Keywords: epistemic grounding, immediacy, imperfective past, simple past, temporality, witnessing.

Tolcsvai Nagy Gábor
Eötvös Loránd Tudományegyetem
Konstantin Filozófus Egyetem, Nyitra


Medical recipe as a genre in 16th–17th-century Hungarian

Genre in a functional cognitive framework

Texts are always representatives of a given genre since they are embedded and function in a particular communicative situation. This paper analyses early Hungarian medical recipes as a genre from a functional cognitive perspective. According to this approach, genres are linguistic manifestations of socially and culturally determined cognitive patterns, linked to particular contexts, and conventionalized as prototypical representations for satisfying specific communicative needs. The goals of the paper are twofold. First, it discusses a range of theoretical assumptions informing the functional cognitive linguistic analysis of genres, also drawing on pragmatically oriented treatments of the topic. Second, the paper demonstrates the viability of viewing genres as complex schemas (scripts) through a detailed analysis of 16th and 17th-century Hungarian medical recipes. The research places special emphasis on the functional units of recipes (initiator, instructive and persuasive parts), and examines their role in the interpretation processes and genre activation of present-day Hungarian speakers.
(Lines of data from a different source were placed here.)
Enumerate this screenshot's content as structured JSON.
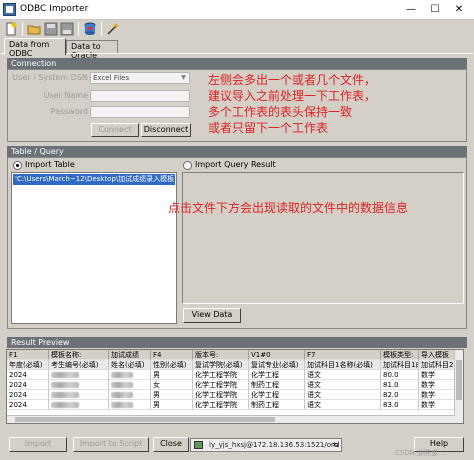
{
  "window": {
    "title": "ODBC Importer",
    "min_glyph": "—",
    "max_glyph": "☐",
    "close_glyph": "✕"
  },
  "tabs": [
    {
      "label": "Data from ODBC",
      "active": true
    },
    {
      "label": "Data to Oracle",
      "active": false
    }
  ],
  "connection": {
    "header": "Connection",
    "dsn_label": "User / System DSN",
    "dsn_value": "Excel Files",
    "username_label": "User Name",
    "password_label": "Password",
    "connect_label": "Connect",
    "disconnect_label": "Disconnect"
  },
  "note_top": [
    "左侧会多出一个或者几个文件，",
    "建议导入之前处理一下工作表，",
    "多个工作表的表头保持一致",
    "或者只留下一个工作表"
  ],
  "table_query": {
    "header": "Table / Query",
    "import_table_label": "Import Table",
    "import_query_label": "Import Query Result",
    "selected_file": "'C:\\Users\\March~12\\Desktop\\加试成绩录入模板 (",
    "view_data_label": "View Data"
  },
  "note_mid": "点击文件下方会出现读取的文件中的数据信息",
  "result_preview": {
    "header": "Result Preview",
    "columns": [
      "F1",
      "模板名称:",
      "加试成绩",
      "F4",
      "版本号:",
      "V1#0",
      "F7",
      "模板类型:",
      "导入模板"
    ],
    "row2": [
      "年度(必填)",
      "考生编号(必填)",
      "姓名(必填)",
      "性别(必填)",
      "复试学院(必填)",
      "复试专业(必填)",
      "加试科目1名称(必填)",
      "加试科目1成绩",
      "加试科目2名"
    ],
    "rows": [
      [
        "2024",
        "",
        "",
        "男",
        "化学工程学院",
        "化学工程",
        "语文",
        "80.0",
        "数学"
      ],
      [
        "2024",
        "",
        "",
        "女",
        "化学工程学院",
        "制药工程",
        "语文",
        "81.0",
        "数学"
      ],
      [
        "2024",
        "",
        "",
        "男",
        "化学工程学院",
        "化学工程",
        "语文",
        "82.0",
        "数学"
      ],
      [
        "2024",
        "",
        "",
        "男",
        "化学工程学院",
        "制药工程",
        "语文",
        "83.0",
        "数学"
      ]
    ]
  },
  "bottom": {
    "import_label": "Import",
    "import_script_label": "Import to Script",
    "close_label": "Close",
    "connection_string": "ly_yjs_hxsj@172.18.136.53:1521/orcl",
    "help_label": "Help",
    "watermark": "CSDN @陈俊 ..."
  }
}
Keywords: medical recipe, genre, scenario, cognitive linguistics, initiator, instruction, persuasion.

Kuna Ágnes
MTA Támogatott Kutatócsoportok Irodája
Pázmány Péter Katolikus Egyetem
Károli Gáspár Református Egyetem
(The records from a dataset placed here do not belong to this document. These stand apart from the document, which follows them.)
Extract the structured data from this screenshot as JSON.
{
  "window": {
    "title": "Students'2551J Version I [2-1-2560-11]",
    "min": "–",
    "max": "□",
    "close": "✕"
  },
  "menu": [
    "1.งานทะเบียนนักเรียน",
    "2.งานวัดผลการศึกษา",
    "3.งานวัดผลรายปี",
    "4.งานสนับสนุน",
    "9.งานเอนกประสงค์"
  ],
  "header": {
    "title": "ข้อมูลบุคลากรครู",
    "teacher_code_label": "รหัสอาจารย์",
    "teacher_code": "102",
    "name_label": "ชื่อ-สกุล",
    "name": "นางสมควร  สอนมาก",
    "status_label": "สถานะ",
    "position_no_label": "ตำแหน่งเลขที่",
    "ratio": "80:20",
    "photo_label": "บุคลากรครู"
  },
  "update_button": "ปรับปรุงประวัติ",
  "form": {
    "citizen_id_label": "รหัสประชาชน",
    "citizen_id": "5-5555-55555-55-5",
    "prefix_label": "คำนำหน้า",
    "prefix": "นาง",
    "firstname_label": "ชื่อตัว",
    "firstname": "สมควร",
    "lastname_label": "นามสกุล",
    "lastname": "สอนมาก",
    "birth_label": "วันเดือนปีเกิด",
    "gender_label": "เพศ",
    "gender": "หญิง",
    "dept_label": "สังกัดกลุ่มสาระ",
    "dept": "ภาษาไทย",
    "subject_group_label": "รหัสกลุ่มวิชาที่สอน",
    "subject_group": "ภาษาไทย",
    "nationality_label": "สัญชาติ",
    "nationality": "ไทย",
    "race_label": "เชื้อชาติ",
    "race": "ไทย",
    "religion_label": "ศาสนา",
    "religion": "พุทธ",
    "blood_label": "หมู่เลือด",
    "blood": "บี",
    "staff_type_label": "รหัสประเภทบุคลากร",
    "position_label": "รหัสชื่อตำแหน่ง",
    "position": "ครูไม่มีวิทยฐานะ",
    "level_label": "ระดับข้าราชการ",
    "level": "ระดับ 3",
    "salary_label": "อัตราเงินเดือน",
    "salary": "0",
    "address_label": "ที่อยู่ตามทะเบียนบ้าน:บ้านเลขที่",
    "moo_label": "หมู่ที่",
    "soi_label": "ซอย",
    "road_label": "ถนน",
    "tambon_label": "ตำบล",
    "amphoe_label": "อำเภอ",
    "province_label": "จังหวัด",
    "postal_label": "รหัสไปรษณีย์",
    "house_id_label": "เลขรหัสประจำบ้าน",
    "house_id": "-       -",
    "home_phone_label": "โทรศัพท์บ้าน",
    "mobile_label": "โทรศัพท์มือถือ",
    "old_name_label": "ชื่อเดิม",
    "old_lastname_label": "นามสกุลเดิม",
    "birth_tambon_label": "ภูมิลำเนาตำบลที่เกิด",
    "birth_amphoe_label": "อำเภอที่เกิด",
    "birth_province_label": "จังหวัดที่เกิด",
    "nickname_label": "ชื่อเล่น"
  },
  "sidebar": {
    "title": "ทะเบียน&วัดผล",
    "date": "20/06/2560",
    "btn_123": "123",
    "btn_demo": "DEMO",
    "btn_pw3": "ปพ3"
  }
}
The typology of marginalia in Old Hungarian codices

The paper examines the marginalia of the 45 surviving codices from the 14–16th centuries written in Old Hungarian, with focus on marginalia left by later users and readers. After a brief overview of the origins and main questions of international research on marginalia the author presents a new typology of the corpus. The six main categories and their subcategories were derived from the contents and functions of the texts. This typology facilitates the exploration of further matters related to marginalia in the Old Hungarian codices, and serves as the basis of an ongoing, broader research.

Keywords: Old Hungarian codices, research of marginalia, marginalia by readers, typology.

P. Kocsis Réka
Eötvös Loránd Tudományegyetem


On the marking of concession during the Middle Hungarian period

The paper investigates variation in syntactic constructions expressing concession in 16–18th-century Hungarian texts, using primarily the Historical Corpus of Private Texts. The expression of concession was rather variegated in Middle Hungarian, but not simply due to the multifariousness of the stock of conjunctions; the overall picture was also made more nuanced by structural and pragmatic variation involving participial clauses, little discussed in the literature so far. A structural shift towards independent, full-fledged clauses characterised both subtypes even as late as in the 18th century. Probably due to its complexity, concessive meaning was reinforced by linking elements expressing contrast or restriction both in the variants involving conjunctions and in the participial ones.

Keywords: concession, syntactic variation, pragmatic variation, Middle Hungarian period, informal language use.

Varga Mónika
Eötvös Loránd Tudományegyetem
MTA Nyelvtudományi Intézet